__ACTIVITY__
Retype every entry below without altering anything.

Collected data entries
- Opening Delimiter -
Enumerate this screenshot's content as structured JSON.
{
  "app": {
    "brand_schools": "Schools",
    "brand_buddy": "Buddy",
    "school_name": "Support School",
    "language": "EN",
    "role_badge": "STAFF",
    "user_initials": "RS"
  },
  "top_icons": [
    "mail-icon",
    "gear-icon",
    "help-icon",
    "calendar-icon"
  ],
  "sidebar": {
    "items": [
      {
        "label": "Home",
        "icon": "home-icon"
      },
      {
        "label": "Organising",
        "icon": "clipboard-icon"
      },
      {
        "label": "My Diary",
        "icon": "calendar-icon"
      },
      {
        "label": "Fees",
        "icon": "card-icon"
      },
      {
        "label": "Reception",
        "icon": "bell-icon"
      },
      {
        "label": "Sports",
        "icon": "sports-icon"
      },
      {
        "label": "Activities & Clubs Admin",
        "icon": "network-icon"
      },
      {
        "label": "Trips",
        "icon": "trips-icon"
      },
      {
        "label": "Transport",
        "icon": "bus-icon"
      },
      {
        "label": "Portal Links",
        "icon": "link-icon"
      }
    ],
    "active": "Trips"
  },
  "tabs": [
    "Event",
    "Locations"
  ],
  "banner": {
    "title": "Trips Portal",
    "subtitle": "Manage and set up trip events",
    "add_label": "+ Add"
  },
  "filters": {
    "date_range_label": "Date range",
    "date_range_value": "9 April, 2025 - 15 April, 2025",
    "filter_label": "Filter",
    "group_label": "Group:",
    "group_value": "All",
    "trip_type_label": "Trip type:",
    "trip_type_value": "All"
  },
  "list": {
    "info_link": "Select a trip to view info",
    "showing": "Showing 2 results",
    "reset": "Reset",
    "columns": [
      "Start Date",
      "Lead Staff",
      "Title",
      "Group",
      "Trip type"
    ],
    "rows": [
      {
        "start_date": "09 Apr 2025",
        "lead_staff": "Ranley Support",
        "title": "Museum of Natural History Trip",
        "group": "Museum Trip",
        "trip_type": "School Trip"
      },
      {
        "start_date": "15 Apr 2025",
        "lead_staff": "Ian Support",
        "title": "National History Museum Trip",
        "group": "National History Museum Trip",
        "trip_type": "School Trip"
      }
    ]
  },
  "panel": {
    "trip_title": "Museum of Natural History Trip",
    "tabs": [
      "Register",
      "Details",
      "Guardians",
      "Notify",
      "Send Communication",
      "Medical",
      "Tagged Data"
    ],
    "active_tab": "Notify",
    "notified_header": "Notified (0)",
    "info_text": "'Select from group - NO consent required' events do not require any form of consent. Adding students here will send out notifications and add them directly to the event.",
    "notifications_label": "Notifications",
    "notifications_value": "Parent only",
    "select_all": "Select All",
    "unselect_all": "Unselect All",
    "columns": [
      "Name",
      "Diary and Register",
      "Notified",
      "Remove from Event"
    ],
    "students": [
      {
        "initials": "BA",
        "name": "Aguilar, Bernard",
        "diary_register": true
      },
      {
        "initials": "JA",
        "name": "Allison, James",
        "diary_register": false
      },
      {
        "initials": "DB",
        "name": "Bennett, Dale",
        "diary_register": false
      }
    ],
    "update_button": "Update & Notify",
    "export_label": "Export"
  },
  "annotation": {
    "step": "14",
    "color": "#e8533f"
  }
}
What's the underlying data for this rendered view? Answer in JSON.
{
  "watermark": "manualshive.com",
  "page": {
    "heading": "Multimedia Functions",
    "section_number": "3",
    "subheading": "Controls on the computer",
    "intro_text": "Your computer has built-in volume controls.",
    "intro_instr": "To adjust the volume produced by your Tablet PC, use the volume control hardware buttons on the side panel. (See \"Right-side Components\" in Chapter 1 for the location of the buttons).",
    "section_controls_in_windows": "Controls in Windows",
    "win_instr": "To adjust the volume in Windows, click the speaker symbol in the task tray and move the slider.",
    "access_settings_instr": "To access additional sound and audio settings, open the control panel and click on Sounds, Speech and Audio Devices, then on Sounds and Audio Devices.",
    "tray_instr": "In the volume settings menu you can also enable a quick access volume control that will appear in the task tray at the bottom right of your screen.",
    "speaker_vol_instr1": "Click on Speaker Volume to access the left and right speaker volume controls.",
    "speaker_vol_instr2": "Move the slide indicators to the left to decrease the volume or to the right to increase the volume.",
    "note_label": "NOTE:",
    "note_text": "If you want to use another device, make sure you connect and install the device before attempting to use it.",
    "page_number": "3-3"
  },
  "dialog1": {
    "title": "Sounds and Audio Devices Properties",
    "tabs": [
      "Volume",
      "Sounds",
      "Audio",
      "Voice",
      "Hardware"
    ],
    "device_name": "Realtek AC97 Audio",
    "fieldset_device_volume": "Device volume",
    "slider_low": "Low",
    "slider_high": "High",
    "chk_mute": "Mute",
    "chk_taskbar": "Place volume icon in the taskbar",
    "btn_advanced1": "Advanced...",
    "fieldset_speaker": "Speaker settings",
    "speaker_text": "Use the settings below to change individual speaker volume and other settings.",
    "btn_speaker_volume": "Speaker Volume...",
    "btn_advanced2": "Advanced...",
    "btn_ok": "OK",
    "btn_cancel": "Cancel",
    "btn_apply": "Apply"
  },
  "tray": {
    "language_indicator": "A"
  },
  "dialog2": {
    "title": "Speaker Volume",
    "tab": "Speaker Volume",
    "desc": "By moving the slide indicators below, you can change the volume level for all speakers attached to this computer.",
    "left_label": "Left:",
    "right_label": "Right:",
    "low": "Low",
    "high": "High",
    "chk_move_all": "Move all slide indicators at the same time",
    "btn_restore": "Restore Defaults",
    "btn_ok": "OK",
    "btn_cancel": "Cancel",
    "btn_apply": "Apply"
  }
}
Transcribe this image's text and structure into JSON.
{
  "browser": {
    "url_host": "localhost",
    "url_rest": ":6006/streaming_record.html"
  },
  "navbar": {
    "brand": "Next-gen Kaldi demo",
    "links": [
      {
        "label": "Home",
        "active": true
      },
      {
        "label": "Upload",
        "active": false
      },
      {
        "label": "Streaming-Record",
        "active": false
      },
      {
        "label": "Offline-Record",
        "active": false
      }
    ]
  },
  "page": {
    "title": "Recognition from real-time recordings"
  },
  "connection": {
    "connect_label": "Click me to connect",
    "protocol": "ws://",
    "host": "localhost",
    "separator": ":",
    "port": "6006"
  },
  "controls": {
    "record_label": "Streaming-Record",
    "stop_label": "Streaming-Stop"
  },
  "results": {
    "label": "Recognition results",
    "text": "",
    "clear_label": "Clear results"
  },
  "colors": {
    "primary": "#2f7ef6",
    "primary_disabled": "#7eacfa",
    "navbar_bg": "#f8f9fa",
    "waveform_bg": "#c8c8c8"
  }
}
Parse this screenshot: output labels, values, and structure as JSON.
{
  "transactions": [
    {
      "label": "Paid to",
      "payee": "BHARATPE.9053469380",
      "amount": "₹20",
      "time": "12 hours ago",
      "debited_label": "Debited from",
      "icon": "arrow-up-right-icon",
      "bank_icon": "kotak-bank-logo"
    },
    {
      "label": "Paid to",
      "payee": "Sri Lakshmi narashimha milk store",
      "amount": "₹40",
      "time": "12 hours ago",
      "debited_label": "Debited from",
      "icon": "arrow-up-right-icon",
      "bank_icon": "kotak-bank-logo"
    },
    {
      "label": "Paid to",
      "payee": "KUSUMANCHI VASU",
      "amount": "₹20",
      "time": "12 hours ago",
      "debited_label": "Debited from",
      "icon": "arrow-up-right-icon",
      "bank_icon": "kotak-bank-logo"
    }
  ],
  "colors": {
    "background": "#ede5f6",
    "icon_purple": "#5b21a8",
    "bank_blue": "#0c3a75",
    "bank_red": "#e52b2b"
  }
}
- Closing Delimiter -
__FINAL ANSWER__
Enumerate this screenshot's content as structured JSON.
{
  "app": {
    "brand_schools": "Schools",
    "brand_buddy": "Buddy",
    "school_name": "Support School",
    "language": "EN",
    "role_badge": "STAFF",
    "user_initials": "RS"
  },
  "top_icons": [
    "mail-icon",
    "gear-icon",
    "help-icon",
    "calendar-icon"
  ],
  "sidebar": {
    "items": [
      {
        "label": "Home",
        "icon": "home-icon"
      },
      {
        "label": "Organising",
        "icon": "clipboard-icon"
      },
      {
        "label": "My Diary",
        "icon": "calendar-icon"
      },
      {
        "label": "Fees",
        "icon": "card-icon"
      },
      {
        "label": "Reception",
        "icon": "bell-icon"
      },
      {
        "label": "Sports",
        "icon": "sports-icon"
      },
      {
        "label": "Activities & Clubs Admin",
        "icon": "network-icon"
      },
      {
        "label": "Trips",
        "icon": "trips-icon"
      },
      {
        "label": "Transport",
        "icon": "bus-icon"
      },
      {
        "label": "Portal Links",
        "icon": "link-icon"
      }
    ],
    "active": "Trips"
  },
  "tabs": [
    "Event",
    "Locations"
  ],
  "banner": {
    "title": "Trips Portal",
    "subtitle": "Manage and set up trip events",
    "add_label": "+ Add"
  },
  "filters": {
    "date_range_label": "Date range",
    "date_range_value": "9 April, 2025 - 15 April, 2025",
    "filter_label": "Filter",
    "group_label": "Group:",
    "group_value": "All",
    "trip_type_label": "Trip type:",
    "trip_type_value": "All"
  },
  "list": {
    "info_link": "Select a trip to view info",
    "showing": "Showing 2 results",
    "reset": "Reset",
    "columns": [
      "Start Date",
      "Lead Staff",
      "Title",
      "Group",
      "Trip type"
    ],
    "rows": [
      {
        "start_date": "09 Apr 2025",
        "lead_staff": "Ranley Support",
        "title": "Museum of Natural History Trip",
        "group": "Museum Trip",
        "trip_type": "School Trip"
      },
      {
        "start_date": "15 Apr 2025",
        "lead_staff": "Ian Support",
        "title": "National History Museum Trip",
        "group": "National History Museum Trip",
        "trip_type": "School Trip"
      }
    ]
  },
  "panel": {
    "trip_title": "Museum of Natural History Trip",
    "tabs": [
      "Register",
      "Details",
      "Guardians",
      "Notify",
      "Send Communication",
      "Medical",
      "Tagged Data"
    ],
    "active_tab": "Notify",
    "notified_header": "Notified (0)",
    "info_text": "'Select from group - NO consent required' events do not require any form of consent. Adding students here will send out notifications and add them directly to the event.",
    "notifications_label": "Notifications",
    "notifications_value": "Parent only",
    "select_all": "Select All",
    "unselect_all": "Unselect All",
    "columns": [
      "Name",
      "Diary and Register",
      "Notified",
      "Remove from Event"
    ],
    "students": [
      {
        "initials": "BA",
        "name": "Aguilar, Bernard",
        "diary_register": true
      },
      {
        "initials": "JA",
        "name": "Allison, James",
        "diary_register": false
      },
      {
        "initials": "DB",
        "name": "Bennett, Dale",
        "diary_register": false
      }
    ],
    "update_button": "Update & Notify",
    "export_label": "Export"
  },
  "annotation": {
    "step": "14",
    "color": "#e8533f"
  }
}
What's the underlying data for this rendered view? Answer in JSON.
{
  "watermark": "manualshive.com",
  "page": {
    "heading": "Multimedia Functions",
    "section_number": "3",
    "subheading": "Controls on the computer",
    "intro_text": "Your computer has built-in volume controls.",
    "intro_instr": "To adjust the volume produced by your Tablet PC, use the volume control hardware buttons on the side panel. (See \"Right-side Components\" in Chapter 1 for the location of the buttons).",
    "section_controls_in_windows": "Controls in Windows",
    "win_instr": "To adjust the volume in Windows, click the speaker symbol in the task tray and move the slider.",
    "access_settings_instr": "To access additional sound and audio settings, open the control panel and click on Sounds, Speech and Audio Devices, then on Sounds and Audio Devices.",
    "tray_instr": "In the volume settings menu you can also enable a quick access volume control that will appear in the task tray at the bottom right of your screen.",
    "speaker_vol_instr1": "Click on Speaker Volume to access the left and right speaker volume controls.",
    "speaker_vol_instr2": "Move the slide indicators to the left to decrease the volume or to the right to increase the volume.",
    "note_label": "NOTE:",
    "note_text": "If you want to use another device, make sure you connect and install the device before attempting to use it.",
    "page_number": "3-3"
  },
  "dialog1": {
    "title": "Sounds and Audio Devices Properties",
    "tabs": [
      "Volume",
      "Sounds",
      "Audio",
      "Voice",
      "Hardware"
    ],
    "device_name": "Realtek AC97 Audio",
    "fieldset_device_volume": "Device volume",
    "slider_low": "Low",
    "slider_high": "High",
    "chk_mute": "Mute",
    "chk_taskbar": "Place volume icon in the taskbar",
    "btn_advanced1": "Advanced...",
    "fieldset_speaker": "Speaker settings",
    "speaker_text": "Use the settings below to change individual speaker volume and other settings.",
    "btn_speaker_volume": "Speaker Volume...",
    "btn_advanced2": "Advanced...",
    "btn_ok": "OK",
    "btn_cancel": "Cancel",
    "btn_apply": "Apply"
  },
  "tray": {
    "language_indicator": "A"
  },
  "dialog2": {
    "title": "Speaker Volume",
    "tab": "Speaker Volume",
    "desc": "By moving the slide indicators below, you can change the volume level for all speakers attached to this computer.",
    "left_label": "Left:",
    "right_label": "Right:",
    "low": "Low",
    "high": "High",
    "chk_move_all": "Move all slide indicators at the same time",
    "btn_restore": "Restore Defaults",
    "btn_ok": "OK",
    "btn_cancel": "Cancel",
    "btn_apply": "Apply"
  }
}
Transcribe this image's text and structure into JSON.
{
  "browser": {
    "url_host": "localhost",
    "url_rest": ":6006/streaming_record.html"
  },
  "navbar": {
    "brand": "Next-gen Kaldi demo",
    "links": [
      {
        "label": "Home",
        "active": true
      },
      {
        "label": "Upload",
        "active": false
      },
      {
        "label": "Streaming-Record",
        "active": false
      },
      {
        "label": "Offline-Record",
        "active": false
      }
    ]
  },
  "page": {
    "title": "Recognition from real-time recordings"
  },
  "connection": {
    "connect_label": "Click me to connect",
    "protocol": "ws://",
    "host": "localhost",
    "separator": ":",
    "port": "6006"
  },
  "controls": {
    "record_label": "Streaming-Record",
    "stop_label": "Streaming-Stop"
  },
  "results": {
    "label": "Recognition results",
    "text": "",
    "clear_label": "Clear results"
  },
  "colors": {
    "primary": "#2f7ef6",
    "primary_disabled": "#7eacfa",
    "navbar_bg": "#f8f9fa",
    "waveform_bg": "#c8c8c8"
  }
}
Parse this screenshot: output labels, values, and structure as JSON.
{
  "transactions": [
    {
      "label": "Paid to",
      "payee": "BHARATPE.9053469380",
      "amount": "₹20",
      "time": "12 hours ago",
      "debited_label": "Debited from",
      "icon": "arrow-up-right-icon",
      "bank_icon": "kotak-bank-logo"
    },
    {
      "label": "Paid to",
      "payee": "Sri Lakshmi narashimha milk store",
      "amount": "₹40",
      "time": "12 hours ago",
      "debited_label": "Debited from",
      "icon": "arrow-up-right-icon",
      "bank_icon": "kotak-bank-logo"
    },
    {
      "label": "Paid to",
      "payee": "KUSUMANCHI VASU",
      "amount": "₹20",
      "time": "12 hours ago",
      "debited_label": "Debited from",
      "icon": "arrow-up-right-icon",
      "bank_icon": "kotak-bank-logo"
    }
  ],
  "colors": {
    "background": "#ede5f6",
    "icon_purple": "#5b21a8",
    "bank_blue": "#0c3a75",
    "bank_red": "#e52b2b"
  }
}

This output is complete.